"There is not much truth about the independence of media in Pakistan," a veteran Pakistani journalist said on condition of anonymity on the sidelines of DW's Global Media Forum in Bonn, which ended on June 15. The gathering of international journalists focused on the issue of media freedom and values.

"The journalists have to follow the military directives all the time, mostly so on security issues and the way the army and the politicians are being portrayed in the media," he added.

The Brussels-based journalist also allege that high-ranking military officials influence the decision-making processes in media houses and put journalists and media owners under constant pressure. They also back and promote a number of security analysts and political commentators that toe the military's line, he claimed.

"These 'analysts' have only one mission: portray PM Sharif and his government as incompetent, corrupt and disgraceful, and present the army as a sort of a mesiah."

One of the examples of the military "campaign" is gigantic "Thank you, General Raheel Sharif" posters that one can see in all major cities of the South Asian country. Supporters of the army chief Raheel Sharif have also set up large billboards in most metropolises, heaping lavish praise on the military general for "liberating the country from terrorists and criminals."

Critics of the military say that such a campaign requires a large amount of money and financial resources, and it can't be done without the direct backing of the army.

Pakistans Army Chief Raheel Shareef visited the Shawal region to review the military operation (Photo: ISPR)

Supporters of General Sharif prefer an army rule over civilian regime

'Sensitive' security issues

Pakistan is one of the most dangerous countries for journalists. Besides constant threats from violent Islamist groups, journalists also face intimidation from the security forces.

In a report released in 2014, rights group Amnesty International documented 34 cases of journalists being killed in the period from the restoration of democratic rule in Pakistan in 2008 to April 2014.

"A critical first step must be for Pakistan to investigate its own military and intelligence agencies and ensure that those responsible for human rights violations against journalists are brought to justice. This will send a powerful signal to those who target journalists that they no longer have a free reign," David Griffiths, Amnesty International's deputy Asia Pacific director, told DW.

Nasir Tufail, a Karachi-based Geo TV journalist, says the most perilous issue for a Pakistani journalist is to report on terrorism and Islamism, and that the reporters who are working on these issues have to be very careful. It leads to self-censorship, he says.

"Most journalists can't even think of going to most parts of the Balochistan province, where the military is operating against separatists. How can you expect independent reporting from there?" Tufail questioned.

Prime Minster Nawaz Sahrif addressed the nation to describe his policy regarding Panama leaks scandal (Photo: Atif Baloch / DW)

PM Nawaz Sharif's media team find it difficult to counter the accusations of corruption against the premier
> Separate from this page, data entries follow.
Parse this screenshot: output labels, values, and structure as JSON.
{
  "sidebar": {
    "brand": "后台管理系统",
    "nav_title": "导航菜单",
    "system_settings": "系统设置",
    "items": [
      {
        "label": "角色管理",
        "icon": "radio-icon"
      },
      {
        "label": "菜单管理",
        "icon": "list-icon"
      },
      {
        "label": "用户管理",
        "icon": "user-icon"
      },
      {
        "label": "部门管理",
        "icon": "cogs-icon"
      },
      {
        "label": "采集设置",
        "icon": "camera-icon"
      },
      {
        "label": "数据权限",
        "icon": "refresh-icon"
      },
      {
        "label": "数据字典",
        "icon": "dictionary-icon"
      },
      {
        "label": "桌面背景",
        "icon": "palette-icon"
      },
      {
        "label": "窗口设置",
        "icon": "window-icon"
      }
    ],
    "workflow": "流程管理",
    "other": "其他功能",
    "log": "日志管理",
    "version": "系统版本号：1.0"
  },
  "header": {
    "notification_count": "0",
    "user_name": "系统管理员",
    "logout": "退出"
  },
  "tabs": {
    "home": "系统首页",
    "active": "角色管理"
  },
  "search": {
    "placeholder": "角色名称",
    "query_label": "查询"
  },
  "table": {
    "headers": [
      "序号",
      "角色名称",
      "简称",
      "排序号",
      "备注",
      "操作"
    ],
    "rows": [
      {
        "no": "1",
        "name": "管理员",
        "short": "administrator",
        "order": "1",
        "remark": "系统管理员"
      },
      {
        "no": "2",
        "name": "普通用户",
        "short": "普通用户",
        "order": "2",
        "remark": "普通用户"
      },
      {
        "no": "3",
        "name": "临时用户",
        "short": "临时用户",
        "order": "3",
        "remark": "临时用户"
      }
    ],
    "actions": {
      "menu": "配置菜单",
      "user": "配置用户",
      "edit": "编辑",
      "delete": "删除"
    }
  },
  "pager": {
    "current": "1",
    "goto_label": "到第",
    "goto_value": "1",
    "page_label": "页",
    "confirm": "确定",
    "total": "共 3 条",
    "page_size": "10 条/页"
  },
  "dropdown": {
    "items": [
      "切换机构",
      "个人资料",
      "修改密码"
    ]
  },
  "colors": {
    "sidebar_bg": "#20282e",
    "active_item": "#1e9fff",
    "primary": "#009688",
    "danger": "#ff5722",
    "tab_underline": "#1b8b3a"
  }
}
"We highlighted the issue of Balochistan for several months. We tried to analyze it in a serious manner. But the issue is very sensitive for the security agencies, hence journalists are afraid to cover it," Tufail added.

Generally, however, experts agree that the Pakistani media enjoy a great amount of freedom to criticize the government, politicians, the military and its ubiquitous intelligence agencies, including the Inter-Services Intelligence (ISI), in such a way that would have been unimaginable just a decade ago.

However, this freedom has been accompanied by some insecurity as there are state and non-state elements who do not favor press freedom.

Despite these odds, many journalists are optimistic about the future of media in Pakistan.

"The struggle to report independently and objectively will continue," Tufail said. "What we have achieved is the result of our decades-long battle against suppression, and our longing for freedom."